**ASSIGNED TASK**
Each line of the records that holds the word "group" should be copied out.

**DATA SHOWN**
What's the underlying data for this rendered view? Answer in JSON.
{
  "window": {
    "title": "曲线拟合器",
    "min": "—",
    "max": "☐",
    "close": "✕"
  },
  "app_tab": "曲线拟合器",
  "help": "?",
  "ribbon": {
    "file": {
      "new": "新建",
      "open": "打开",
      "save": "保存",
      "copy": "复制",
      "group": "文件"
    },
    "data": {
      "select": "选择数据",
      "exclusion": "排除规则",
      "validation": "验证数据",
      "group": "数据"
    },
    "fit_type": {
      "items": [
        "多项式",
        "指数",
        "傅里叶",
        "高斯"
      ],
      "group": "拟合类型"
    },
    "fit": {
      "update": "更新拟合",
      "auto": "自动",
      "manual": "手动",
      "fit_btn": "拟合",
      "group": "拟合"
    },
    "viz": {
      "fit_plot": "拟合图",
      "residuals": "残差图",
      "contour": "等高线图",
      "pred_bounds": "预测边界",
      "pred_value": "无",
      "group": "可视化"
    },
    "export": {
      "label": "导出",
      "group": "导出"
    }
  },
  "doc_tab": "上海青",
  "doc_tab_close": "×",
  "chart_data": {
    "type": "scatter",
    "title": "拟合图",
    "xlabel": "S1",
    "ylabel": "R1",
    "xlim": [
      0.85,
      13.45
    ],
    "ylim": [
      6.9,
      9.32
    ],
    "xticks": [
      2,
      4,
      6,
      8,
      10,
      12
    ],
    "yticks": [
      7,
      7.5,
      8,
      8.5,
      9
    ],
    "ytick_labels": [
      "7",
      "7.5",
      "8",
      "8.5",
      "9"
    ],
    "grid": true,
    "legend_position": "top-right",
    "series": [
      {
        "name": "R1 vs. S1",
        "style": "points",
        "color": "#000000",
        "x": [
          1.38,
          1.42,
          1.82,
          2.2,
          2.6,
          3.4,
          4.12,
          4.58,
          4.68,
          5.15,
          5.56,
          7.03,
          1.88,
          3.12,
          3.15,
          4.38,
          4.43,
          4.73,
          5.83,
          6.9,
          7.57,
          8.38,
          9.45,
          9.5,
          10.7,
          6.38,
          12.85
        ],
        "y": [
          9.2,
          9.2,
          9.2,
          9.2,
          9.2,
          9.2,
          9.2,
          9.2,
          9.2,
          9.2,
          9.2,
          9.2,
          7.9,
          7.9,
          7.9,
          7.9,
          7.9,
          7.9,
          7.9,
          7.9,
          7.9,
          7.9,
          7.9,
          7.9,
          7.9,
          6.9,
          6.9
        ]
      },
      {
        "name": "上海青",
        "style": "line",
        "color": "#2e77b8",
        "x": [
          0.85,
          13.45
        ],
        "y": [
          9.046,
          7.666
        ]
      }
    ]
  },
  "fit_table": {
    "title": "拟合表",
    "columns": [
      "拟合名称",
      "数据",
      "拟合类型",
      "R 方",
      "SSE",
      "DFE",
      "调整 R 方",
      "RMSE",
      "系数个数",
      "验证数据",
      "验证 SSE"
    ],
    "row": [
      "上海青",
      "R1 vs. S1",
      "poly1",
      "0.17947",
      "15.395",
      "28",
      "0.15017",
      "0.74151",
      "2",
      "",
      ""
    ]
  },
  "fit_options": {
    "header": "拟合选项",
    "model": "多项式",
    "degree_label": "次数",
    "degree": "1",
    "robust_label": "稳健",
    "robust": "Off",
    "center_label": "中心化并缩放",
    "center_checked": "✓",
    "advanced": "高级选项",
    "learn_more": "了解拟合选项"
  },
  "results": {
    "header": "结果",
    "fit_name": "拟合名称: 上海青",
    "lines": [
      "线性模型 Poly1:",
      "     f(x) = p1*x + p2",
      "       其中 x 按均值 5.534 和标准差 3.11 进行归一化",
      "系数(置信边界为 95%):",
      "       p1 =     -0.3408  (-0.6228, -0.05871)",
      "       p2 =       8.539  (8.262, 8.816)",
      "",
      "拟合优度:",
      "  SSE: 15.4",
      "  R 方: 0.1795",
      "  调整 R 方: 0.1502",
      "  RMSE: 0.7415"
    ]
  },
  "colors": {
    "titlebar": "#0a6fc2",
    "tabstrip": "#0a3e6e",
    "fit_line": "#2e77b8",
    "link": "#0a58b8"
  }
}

**EXERCISE ANSWER**
      "group": "文件"
      "group": "数据"
      "group": "拟合类型"
      "group": "拟合"
      "group": "可视化"
      "group": "导出"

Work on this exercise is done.